Q24: Is there evidence of ventilation in the soffits and fascia?
In Q23, you looked at the soffits and fascia to ensure that there were no signs of decay or rotting. Another very important item to notice are if the soffits are vented. The reason that soffits should be vented is to increase the airflow into and through the attic. When soffits do not have ventilation perforations, the heat and moisture that are in the attic air becomes trapped and does one or both of the following: transfers back into the living are of the home raising your energy cooling costs or heats up the under layers of the roof leading to early deterioration. That moist air can promote the growth of mold and mildew in the attic and be the reasons that ice dams form on your roof. Without the proper ventilation in snowy climates, the pretty white stuff will melt off the peak of the roof and refreeze at the edge which can cause problems with soffits, gutters, water wicking under shingles, etc.
When the soffits are properly ventilated, air circulates throughout the attic continuously and the moist or hot air does not become trapped. Although ventilated soffits are a good starting point, secondary roof ridge vents at the peak areas of the roof maximize the circulation and airflow needed in the attic areas under your roof. Not all rooflines require the double venting system. Proper venting for the climate you are in should be discussed with a roofing contractor, but if both types of vents appear on the soffits and roof, there are great benefits.
Q25: Are chimneys straight and properly flashed with no evidence of damaged bricks or cracks?
If you’re looking at a home that has a brick chimney, you want to make sure that from the ground it doesn’t appear to be tipping. If it is, there are definite signs that you will need to have it repaired or “repointed. Repointing is a masonry maintenance term that refers to repairing the mortar between the bricks.
The chimney should also have a “cap.” This cap is usually a metal piece that keeps animals, rain and the winter weather elements (like snow, sleet and hail) out of the chimney. If the chimney is the vent for a fireplace, it is also helps to prevent any loose hot burning embers that fly upwards from the crackling logs from landing on the roof causing a fire.

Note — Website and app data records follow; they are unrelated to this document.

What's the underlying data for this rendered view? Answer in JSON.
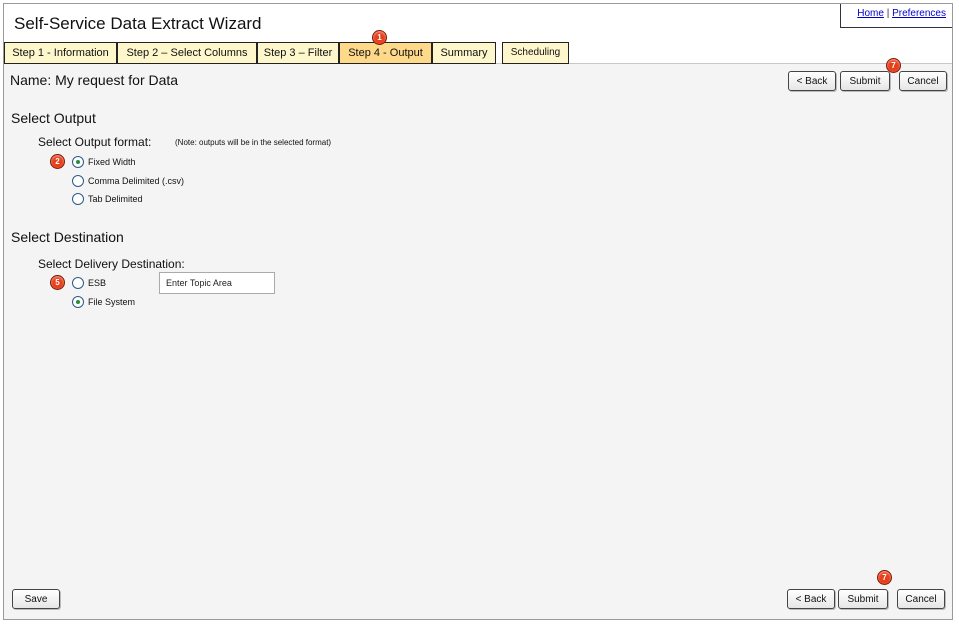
{
  "app": {
    "title": "Self-Service Data Extract Wizard"
  },
  "top_links": {
    "home": "Home",
    "separator": "|",
    "preferences": "Preferences"
  },
  "tabs": [
    {
      "label": "Step 1 - Information",
      "active": false
    },
    {
      "label": "Step 2 – Select Columns",
      "active": false
    },
    {
      "label": "Step 3 – Filter",
      "active": false
    },
    {
      "label": "Step 4 - Output",
      "active": true
    },
    {
      "label": "Summary",
      "active": false
    },
    {
      "label": "Scheduling",
      "active": false
    }
  ],
  "request": {
    "name": "Name: My request for Data"
  },
  "buttons": {
    "back": "< Back",
    "submit": "Submit",
    "cancel": "Cancel",
    "save": "Save"
  },
  "markers": {
    "tab": "1",
    "output": "2",
    "destination": "5",
    "submit_top": "7",
    "submit_bottom": "7"
  },
  "output": {
    "section_title": "Select Output",
    "format_label": "Select Output format:",
    "note": "(Note: outputs will be in the selected format)",
    "options": [
      {
        "label": "Fixed Width",
        "checked": true
      },
      {
        "label": "Comma Delimited (.csv)",
        "checked": false
      },
      {
        "label": "Tab Delimited",
        "checked": false
      }
    ]
  },
  "destination": {
    "section_title": "Select Destination",
    "delivery_label": "Select Delivery Destination:",
    "options": [
      {
        "label": "ESB",
        "checked": false
      },
      {
        "label": "File System",
        "checked": true
      }
    ],
    "topic_input": {
      "value": "Enter Topic Area"
    }
  },
  "colors": {
    "tab_bg": "#fff7cc",
    "tab_active_bg": "#ffd98a",
    "marker": "#e8401c",
    "radio_check": "#2e8b3a"
  }
}
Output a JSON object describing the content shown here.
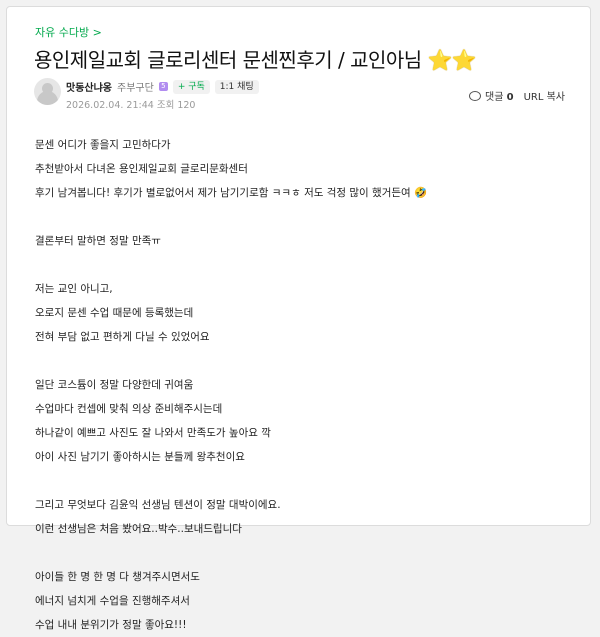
{
  "breadcrumb": "자유 수다방 >",
  "title": "용인제일교회 글로리센터 문센찐후기 / 교인아님",
  "title_emoji": "⭐⭐",
  "author": {
    "name": "맛동산냐옹",
    "rank": "주부구단",
    "rank_badge": "5",
    "subscribe_label": "+ 구독",
    "chat_label": "1:1 채팅",
    "date": "2026.02.04. 21:44",
    "views": "조회 120"
  },
  "actions": {
    "comment_label": "댓글",
    "comment_count": "0",
    "url_copy_label": "URL 복사",
    "more_label": "⋮"
  },
  "body_lines": [
    "문센 어디가 좋을지 고민하다가",
    "추천받아서 다녀온 용인제일교회 글로리문화센터",
    "후기 남겨봅니다! 후기가 별로없어서 제가 남기기로함 ㅋㅋㅎ 저도 걱정 많이 했거든여 🤣",
    "",
    "결론부터 말하면 정말 만족ㅠ",
    "",
    "저는 교인 아니고,",
    "오로지 문센 수업 때문에 등록했는데",
    "전혀 부담 없고 편하게 다닐 수 있었어요",
    "",
    "일단 코스튬이 정말 다양한데 귀여움",
    "수업마다 컨셉에 맞춰 의상 준비해주시는데",
    "하나같이 예쁘고 사진도 잘 나와서 만족도가 높아요 깍",
    "아이 사진 남기기 좋아하시는 분들께 왕추천이요",
    "",
    "그리고 무엇보다 김윤익 선생님 텐션이 정말 대박이에요.",
    "이런 선생님은 처음 봤어요..박수..보내드립니다",
    "",
    "아이들 한 명 한 명 다 챙겨주시면서도",
    "에너지 넘치게 수업을 진행해주셔서",
    "수업 내내 분위기가 정말 좋아요!!!"
  ]
}
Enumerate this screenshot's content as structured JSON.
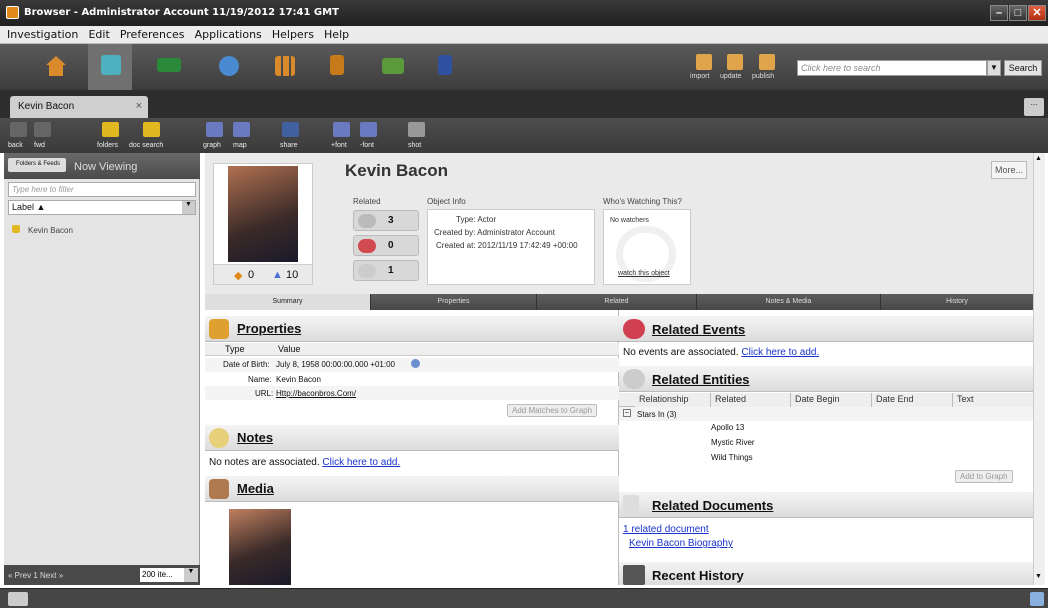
{
  "window": {
    "title": "Browser - Administrator Account 11/19/2012 17:41 GMT"
  },
  "menu": [
    "Investigation",
    "Edit",
    "Preferences",
    "Applications",
    "Helpers",
    "Help"
  ],
  "app_toolbar": {
    "actions": [
      "import",
      "update",
      "publish"
    ],
    "search_placeholder": "Click here to search",
    "search_button": "Search"
  },
  "tab": {
    "label": "Kevin Bacon",
    "close": "×",
    "more": "..."
  },
  "sub_toolbar": [
    "back",
    "fwd",
    "folders",
    "doc search",
    "graph",
    "map",
    "share",
    "+font",
    "-font",
    "shot"
  ],
  "sidebar": {
    "folders_button": "Folders & Feeds",
    "now_viewing": "Now Viewing",
    "filter_placeholder": "Type here to filter",
    "sort_label": "Label ▲",
    "items": [
      "Kevin Bacon"
    ],
    "pager": "« Prev  1  Next »",
    "page_size": "200 ite..."
  },
  "entity": {
    "name": "Kevin Bacon",
    "more_button": "More...",
    "down_votes": "0",
    "up_votes": "10",
    "related_label": "Related",
    "related_counts": [
      "3",
      "0",
      "1"
    ],
    "object_info_label": "Object Info",
    "object_info": {
      "type": "Type: Actor",
      "created_by": "Created by: Administrator Account",
      "created_at": "Created at: 2012/11/19 17:42:49 +00:00"
    },
    "watching_label": "Who's Watching This?",
    "watchers": "No watchers",
    "watch_link": "watch this object"
  },
  "subtabs": [
    "Summary",
    "Properties",
    "Related",
    "Notes & Media",
    "History"
  ],
  "properties": {
    "title": "Properties",
    "columns": [
      "Type",
      "Value"
    ],
    "rows": [
      {
        "key": "Date of Birth:",
        "value": "July 8, 1958 00:00:00.000 +01:00"
      },
      {
        "key": "Name:",
        "value": "Kevin Bacon"
      },
      {
        "key": "URL:",
        "value": "Http://baconbros.Com/"
      }
    ],
    "add_button": "Add Matches to Graph"
  },
  "notes": {
    "title": "Notes",
    "empty_text": "No notes are associated.",
    "add_link": "Click here to add."
  },
  "media": {
    "title": "Media"
  },
  "related_events": {
    "title": "Related Events",
    "empty_text": "No events are associated.",
    "add_link": "Click here to add."
  },
  "related_entities": {
    "title": "Related Entities",
    "columns": [
      "Relationship",
      "Related",
      "Date Begin",
      "Date End",
      "Text"
    ],
    "group": "Stars In (3)",
    "items": [
      "Apollo 13",
      "Mystic River",
      "Wild Things"
    ],
    "add_button": "Add to Graph"
  },
  "related_documents": {
    "title": "Related Documents",
    "count_link": "1 related document",
    "doc_link": "Kevin Bacon Biography"
  },
  "recent_history": {
    "title": "Recent History"
  },
  "colors": {
    "accent_orange": "#e08a1c",
    "link_blue": "#1a33cc",
    "toolbar_dark": "#3c3c3c"
  }
}
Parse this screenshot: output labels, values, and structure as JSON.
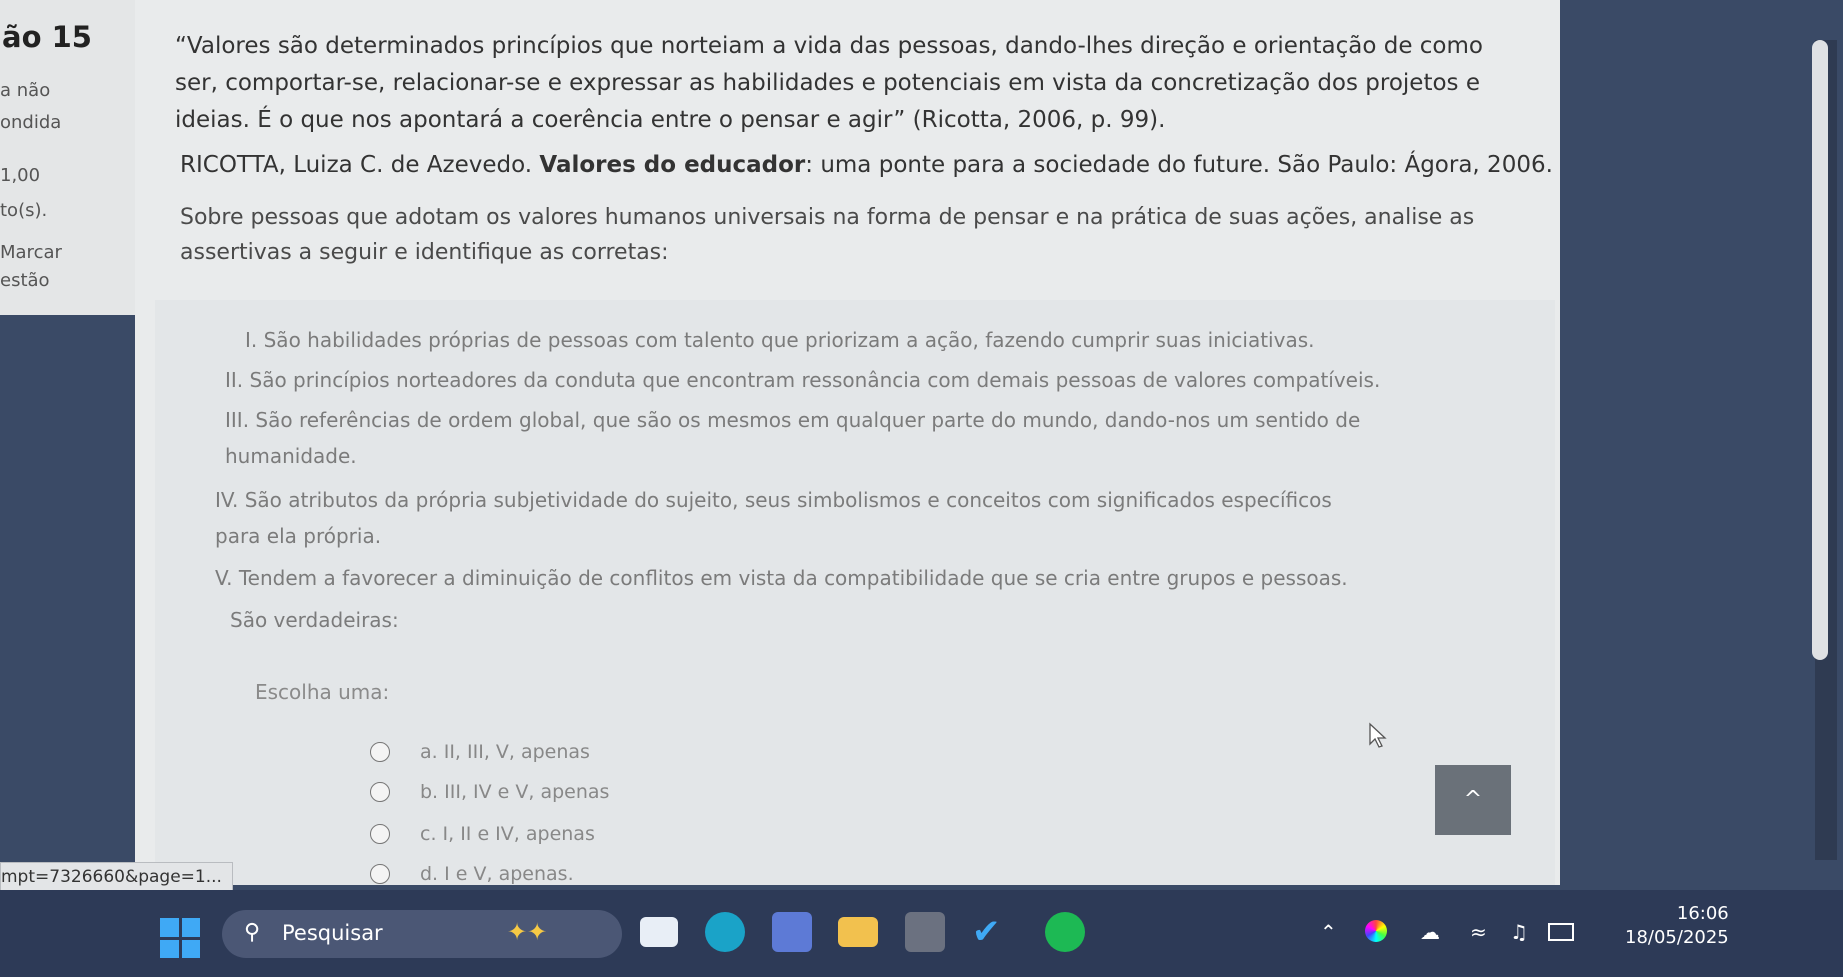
{
  "sidebar": {
    "question_number": "ão 15",
    "lines": [
      "a não",
      "ondida",
      "1,00",
      "to(s).",
      "Marcar",
      "estão"
    ]
  },
  "question": {
    "stem_line1": "“Valores são determinados princípios que norteiam a vida das pessoas, dando-lhes direção e orientação de como",
    "stem_line2": "ser, comportar-se, relacionar-se e expressar as habilidades e potenciais em vista da concretização dos projetos e",
    "stem_line3": "ideias. É o que nos apontará a coerência entre o pensar e agir” (Ricotta, 2006, p. 99).",
    "reference_author": "RICOTTA, Luiza C. de Azevedo. ",
    "reference_title": "Valores do educador",
    "reference_rest": ": uma ponte para a sociedade do future. São Paulo: Ágora, 2006.",
    "instruction_line1": "Sobre pessoas que adotam os valores humanos universais na forma de pensar e na prática de suas ações, analise as",
    "instruction_line2": "assertivas a seguir e identifique as corretas:",
    "assertions": [
      "I. São habilidades próprias de pessoas com talento que priorizam a ação, fazendo cumprir suas iniciativas.",
      "II. São princípios norteadores da conduta que encontram ressonância com demais pessoas de valores compatíveis.",
      "III. São referências de ordem global, que são os mesmos em qualquer parte do mundo, dando-nos um sentido de",
      "humanidade.",
      "IV. São atributos da própria subjetividade do sujeito, seus simbolismos e conceitos com significados específicos",
      "para ela própria.",
      "V. Tendem a favorecer a diminuição de conflitos em vista da compatibilidade que se cria entre grupos e pessoas."
    ],
    "true_label": "São verdadeiras:",
    "choose_label": "Escolha uma:",
    "options": [
      "a. II, III, V, apenas",
      "b. III, IV e V, apenas",
      "c. I, II e IV, apenas",
      "d. I e V, apenas."
    ]
  },
  "scroll_top_glyph": "^",
  "status_url": "mpt=7326660&page=1...",
  "taskbar": {
    "search_placeholder": "Pesquisar",
    "time": "16:06",
    "date": "18/05/2025",
    "icons": [
      "windows-icon",
      "search-icon",
      "file-explorer-icon",
      "edge-icon",
      "copilot-icon",
      "folder-icon",
      "calculator-icon",
      "todo-icon",
      "spotify-icon"
    ],
    "tray_icons": [
      "chevron-up-icon",
      "color-wheel-icon",
      "cloud-icon",
      "wifi-icon",
      "volume-icon",
      "battery-icon"
    ]
  }
}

If the chimney on the house is a metal pipe, you will want to notice again if it is straight, if there is rust or if it appears in poor condition.
When looking at the chimney, there are a couple of things you can note even from ground level on a two-story home. Look that there are no bird’s nests or sticks and leaves woven together for the squirrel’s home construction plans. Look at the tree limbs close to the structure to determine that they are not overhanging into the chimney. Also, make not if the chimney itself rises at least 2 feet above where it exits the roof.
The chimney should have a flashing around it as well. Flashing can be made from a variety of materials – from aluminum to PVC – but its purpose is to create a watertight seal that prevents rain, snow and other elements from running down the chimney and leaking into the structure of your home. If you don’t notice a flashing around the chimney or it’s covered with tar or rust, you’ll want to make sure that one gets installed if you’ll be purchasing this home.
Though you might not notice much on the exterior of the roof, when you inspect the inside of the home, look for ceiling stains or repairs on the ceilings directly below where the chimney is located. If the ceilings have had to be repaired, there may have been leaks from the chimney that you should know about to ensure they were done properly and won’t reappear.